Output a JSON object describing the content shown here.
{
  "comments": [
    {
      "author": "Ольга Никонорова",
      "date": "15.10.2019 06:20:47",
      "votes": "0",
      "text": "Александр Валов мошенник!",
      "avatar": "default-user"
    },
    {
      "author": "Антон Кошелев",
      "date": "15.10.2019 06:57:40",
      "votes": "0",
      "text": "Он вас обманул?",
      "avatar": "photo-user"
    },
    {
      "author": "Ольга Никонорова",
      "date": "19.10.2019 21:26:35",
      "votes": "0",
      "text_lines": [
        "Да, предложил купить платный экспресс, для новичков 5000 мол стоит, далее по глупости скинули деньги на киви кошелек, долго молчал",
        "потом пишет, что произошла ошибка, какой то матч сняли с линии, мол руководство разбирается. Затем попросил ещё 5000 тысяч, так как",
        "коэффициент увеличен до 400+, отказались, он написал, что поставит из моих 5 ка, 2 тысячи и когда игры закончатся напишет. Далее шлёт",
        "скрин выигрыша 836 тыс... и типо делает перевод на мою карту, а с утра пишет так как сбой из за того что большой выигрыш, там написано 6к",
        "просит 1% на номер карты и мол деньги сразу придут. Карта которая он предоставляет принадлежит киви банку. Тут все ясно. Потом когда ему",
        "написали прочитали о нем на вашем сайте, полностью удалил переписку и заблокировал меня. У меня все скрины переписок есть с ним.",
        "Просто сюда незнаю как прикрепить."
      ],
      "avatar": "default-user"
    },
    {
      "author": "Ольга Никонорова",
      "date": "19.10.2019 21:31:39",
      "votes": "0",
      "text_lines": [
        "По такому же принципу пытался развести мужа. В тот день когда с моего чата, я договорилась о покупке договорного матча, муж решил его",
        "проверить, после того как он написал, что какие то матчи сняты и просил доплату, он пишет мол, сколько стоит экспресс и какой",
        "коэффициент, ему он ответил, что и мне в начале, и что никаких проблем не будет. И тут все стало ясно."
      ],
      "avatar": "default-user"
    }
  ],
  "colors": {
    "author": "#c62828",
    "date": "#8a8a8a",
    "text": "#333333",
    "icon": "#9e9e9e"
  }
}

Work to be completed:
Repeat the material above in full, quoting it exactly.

Exercise answer:
Output a JSON object describing the content shown here.
{
  "comments": [
    {
      "author": "Ольга Никонорова",
      "date": "15.10.2019 06:20:47",
      "votes": "0",
      "text": "Александр Валов мошенник!",
      "avatar": "default-user"
    },
    {
      "author": "Антон Кошелев",
      "date": "15.10.2019 06:57:40",
      "votes": "0",
      "text": "Он вас обманул?",
      "avatar": "photo-user"
    },
    {
      "author": "Ольга Никонорова",
      "date": "19.10.2019 21:26:35",
      "votes": "0",
      "text_lines": [
        "Да, предложил купить платный экспресс, для новичков 5000 мол стоит, далее по глупости скинули деньги на киви кошелек, долго молчал",
        "потом пишет, что произошла ошибка, какой то матч сняли с линии, мол руководство разбирается. Затем попросил ещё 5000 тысяч, так как",
        "коэффициент увеличен до 400+, отказались, он написал, что поставит из моих 5 ка, 2 тысячи и когда игры закончатся напишет. Далее шлёт",
        "скрин выигрыша 836 тыс... и типо делает перевод на мою карту, а с утра пишет так как сбой из за того что большой выигрыш, там написано 6к",
        "просит 1% на номер карты и мол деньги сразу придут. Карта которая он предоставляет принадлежит киви банку. Тут все ясно. Потом когда ему",
        "написали прочитали о нем на вашем сайте, полностью удалил переписку и заблокировал меня. У меня все скрины переписок есть с ним.",
        "Просто сюда незнаю как прикрепить."
      ],
      "avatar": "default-user"
    },
    {
      "author": "Ольга Никонорова",
      "date": "19.10.2019 21:31:39",
      "votes": "0",
      "text_lines": [
        "По такому же принципу пытался развести мужа. В тот день когда с моего чата, я договорилась о покупке договорного матча, муж решил его",
        "проверить, после того как он написал, что какие то матчи сняты и просил доплату, он пишет мол, сколько стоит экспресс и какой",
        "коэффициент, ему он ответил, что и мне в начале, и что никаких проблем не будет. И тут все стало ясно."
      ],
      "avatar": "default-user"
    }
  ],
  "colors": {
    "author": "#c62828",
    "date": "#8a8a8a",
    "text": "#333333",
    "icon": "#9e9e9e"
  }
}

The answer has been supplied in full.